=== Begin Enclosure ===

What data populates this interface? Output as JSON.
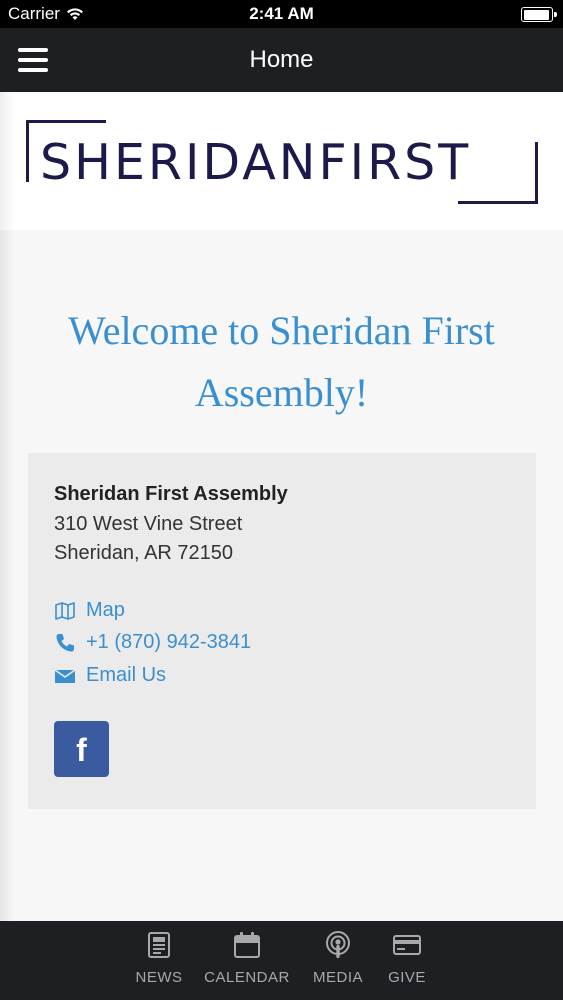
{
  "status_bar": {
    "carrier": "Carrier",
    "time": "2:41 AM"
  },
  "nav": {
    "title": "Home"
  },
  "logo": {
    "text": "SHERIDANFIRST"
  },
  "welcome": {
    "heading": "Welcome to Sheridan First Assembly!"
  },
  "contact": {
    "name": "Sheridan First Assembly",
    "address_line1": "310 West Vine Street",
    "address_line2": "Sheridan, AR 72150",
    "map_label": "Map",
    "phone_label": "+1 (870) 942-3841",
    "email_label": "Email Us",
    "facebook_glyph": "f"
  },
  "tabs": [
    {
      "label": "NEWS",
      "icon": "news-icon"
    },
    {
      "label": "CALENDAR",
      "icon": "calendar-icon"
    },
    {
      "label": "MEDIA",
      "icon": "podcast-icon"
    },
    {
      "label": "GIVE",
      "icon": "credit-card-icon"
    }
  ],
  "colors": {
    "nav_background": "#1e1f23",
    "link_blue": "#3a8fd0",
    "logo_navy": "#1c1a4a",
    "facebook_blue": "#3b5ba0"
  }
}
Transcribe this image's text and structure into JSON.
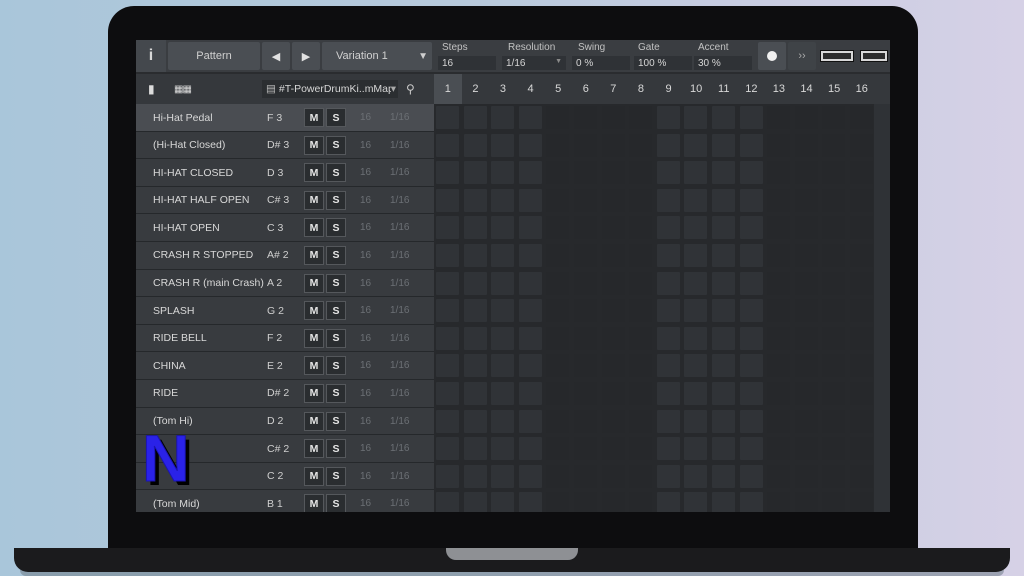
{
  "toolbar": {
    "info_label": "i",
    "pattern_label": "Pattern",
    "prev_arrow": "◀",
    "next_arrow": "▶",
    "variation_label": "Variation 1",
    "variation_dropdown": "▼",
    "steps_label": "Steps",
    "steps_value": "16",
    "resolution_label": "Resolution",
    "resolution_value": "1/16",
    "swing_label": "Swing",
    "swing_value": "0 %",
    "gate_label": "Gate",
    "gate_value": "100 %",
    "accent_label": "Accent",
    "accent_value": "30 %",
    "forward_label": "››"
  },
  "subbar": {
    "kit_name": "#T-PowerDrumKi..mMap",
    "kit_dropdown": "▾"
  },
  "steps": [
    "1",
    "2",
    "3",
    "4",
    "5",
    "6",
    "7",
    "8",
    "9",
    "10",
    "11",
    "12",
    "13",
    "14",
    "15",
    "16"
  ],
  "active_step": "1",
  "instruments": [
    {
      "name": "Hi-Hat Pedal",
      "note": "F 3",
      "steps": "16",
      "res": "1/16",
      "selected": true
    },
    {
      "name": "(Hi-Hat Closed)",
      "note": "D# 3",
      "steps": "16",
      "res": "1/16"
    },
    {
      "name": "HI-HAT CLOSED",
      "note": "D 3",
      "steps": "16",
      "res": "1/16"
    },
    {
      "name": "HI-HAT HALF OPEN",
      "note": "C# 3",
      "steps": "16",
      "res": "1/16"
    },
    {
      "name": "HI-HAT OPEN",
      "note": "C 3",
      "steps": "16",
      "res": "1/16"
    },
    {
      "name": "CRASH R STOPPED",
      "note": "A# 2",
      "steps": "16",
      "res": "1/16"
    },
    {
      "name": "CRASH R (main Crash)",
      "note": "A 2",
      "steps": "16",
      "res": "1/16"
    },
    {
      "name": "SPLASH",
      "note": "G 2",
      "steps": "16",
      "res": "1/16"
    },
    {
      "name": "RIDE BELL",
      "note": "F 2",
      "steps": "16",
      "res": "1/16"
    },
    {
      "name": "CHINA",
      "note": "E 2",
      "steps": "16",
      "res": "1/16"
    },
    {
      "name": "RIDE",
      "note": "D# 2",
      "steps": "16",
      "res": "1/16"
    },
    {
      "name": "(Tom Hi)",
      "note": "D 2",
      "steps": "16",
      "res": "1/16"
    },
    {
      "name": "",
      "note": "C# 2",
      "steps": "16",
      "res": "1/16"
    },
    {
      "name": "",
      "note": "C 2",
      "steps": "16",
      "res": "1/16"
    },
    {
      "name": "(Tom Mid)",
      "note": "B 1",
      "steps": "16",
      "res": "1/16"
    }
  ],
  "mute_label": "M",
  "solo_label": "S",
  "logo_letter": "N",
  "colors": {
    "logo_fill": "#2a22e8",
    "cell_light": "#303337",
    "cell_dark": "#26282b",
    "selected_row": "#4a4d52"
  }
}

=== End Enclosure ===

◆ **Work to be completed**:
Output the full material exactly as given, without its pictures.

◆ **Response to the exercise**:
What data populates this interface? Output as JSON.
{
  "status_bar": {
    "carrier": "Carrier",
    "time": "2:41 AM"
  },
  "nav": {
    "title": "Home"
  },
  "logo": {
    "text": "SHERIDANFIRST"
  },
  "welcome": {
    "heading": "Welcome to Sheridan First Assembly!"
  },
  "contact": {
    "name": "Sheridan First Assembly",
    "address_line1": "310 West Vine Street",
    "address_line2": "Sheridan, AR 72150",
    "map_label": "Map",
    "phone_label": "+1 (870) 942-3841",
    "email_label": "Email Us",
    "facebook_glyph": "f"
  },
  "tabs": [
    {
      "label": "NEWS",
      "icon": "news-icon"
    },
    {
      "label": "CALENDAR",
      "icon": "calendar-icon"
    },
    {
      "label": "MEDIA",
      "icon": "podcast-icon"
    },
    {
      "label": "GIVE",
      "icon": "credit-card-icon"
    }
  ],
  "colors": {
    "nav_background": "#1e1f23",
    "link_blue": "#3a8fd0",
    "logo_navy": "#1c1a4a",
    "facebook_blue": "#3b5ba0"
  }
}
Transcribe this image's text and structure into JSON.
{
  "toolbar": {
    "info_label": "i",
    "pattern_label": "Pattern",
    "prev_arrow": "◀",
    "next_arrow": "▶",
    "variation_label": "Variation 1",
    "variation_dropdown": "▼",
    "steps_label": "Steps",
    "steps_value": "16",
    "resolution_label": "Resolution",
    "resolution_value": "1/16",
    "swing_label": "Swing",
    "swing_value": "0 %",
    "gate_label": "Gate",
    "gate_value": "100 %",
    "accent_label": "Accent",
    "accent_value": "30 %",
    "forward_label": "››"
  },
  "subbar": {
    "kit_name": "#T-PowerDrumKi..mMap",
    "kit_dropdown": "▾"
  },
  "steps": [
    "1",
    "2",
    "3",
    "4",
    "5",
    "6",
    "7",
    "8",
    "9",
    "10",
    "11",
    "12",
    "13",
    "14",
    "15",
    "16"
  ],
  "active_step": "1",
  "instruments": [
    {
      "name": "Hi-Hat Pedal",
      "note": "F 3",
      "steps": "16",
      "res": "1/16",
      "selected": true
    },
    {
      "name": "(Hi-Hat Closed)",
      "note": "D# 3",
      "steps": "16",
      "res": "1/16"
    },
    {
      "name": "HI-HAT CLOSED",
      "note": "D 3",
      "steps": "16",
      "res": "1/16"
    },
    {
      "name": "HI-HAT HALF OPEN",
      "note": "C# 3",
      "steps": "16",
      "res": "1/16"
    },
    {
      "name": "HI-HAT OPEN",
      "note": "C 3",
      "steps": "16",
      "res": "1/16"
    },
    {
      "name": "CRASH R STOPPED",
      "note": "A# 2",
      "steps": "16",
      "res": "1/16"
    },
    {
      "name": "CRASH R (main Crash)",
      "note": "A 2",
      "steps": "16",
      "res": "1/16"
    },
    {
      "name": "SPLASH",
      "note": "G 2",
      "steps": "16",
      "res": "1/16"
    },
    {
      "name": "RIDE BELL",
      "note": "F 2",
      "steps": "16",
      "res": "1/16"
    },
    {
      "name": "CHINA",
      "note": "E 2",
      "steps": "16",
      "res": "1/16"
    },
    {
      "name": "RIDE",
      "note": "D# 2",
      "steps": "16",
      "res": "1/16"
    },
    {
      "name": "(Tom Hi)",
      "note": "D 2",
      "steps": "16",
      "res": "1/16"
    },
    {
      "name": "",
      "note": "C# 2",
      "steps": "16",
      "res": "1/16"
    },
    {
      "name": "",
      "note": "C 2",
      "steps": "16",
      "res": "1/16"
    },
    {
      "name": "(Tom Mid)",
      "note": "B 1",
      "steps": "16",
      "res": "1/16"
    }
  ],
  "mute_label": "M",
  "solo_label": "S",
  "logo_letter": "N",
  "colors": {
    "logo_fill": "#2a22e8",
    "cell_light": "#303337",
    "cell_dark": "#26282b",
    "selected_row": "#4a4d52"
  }
}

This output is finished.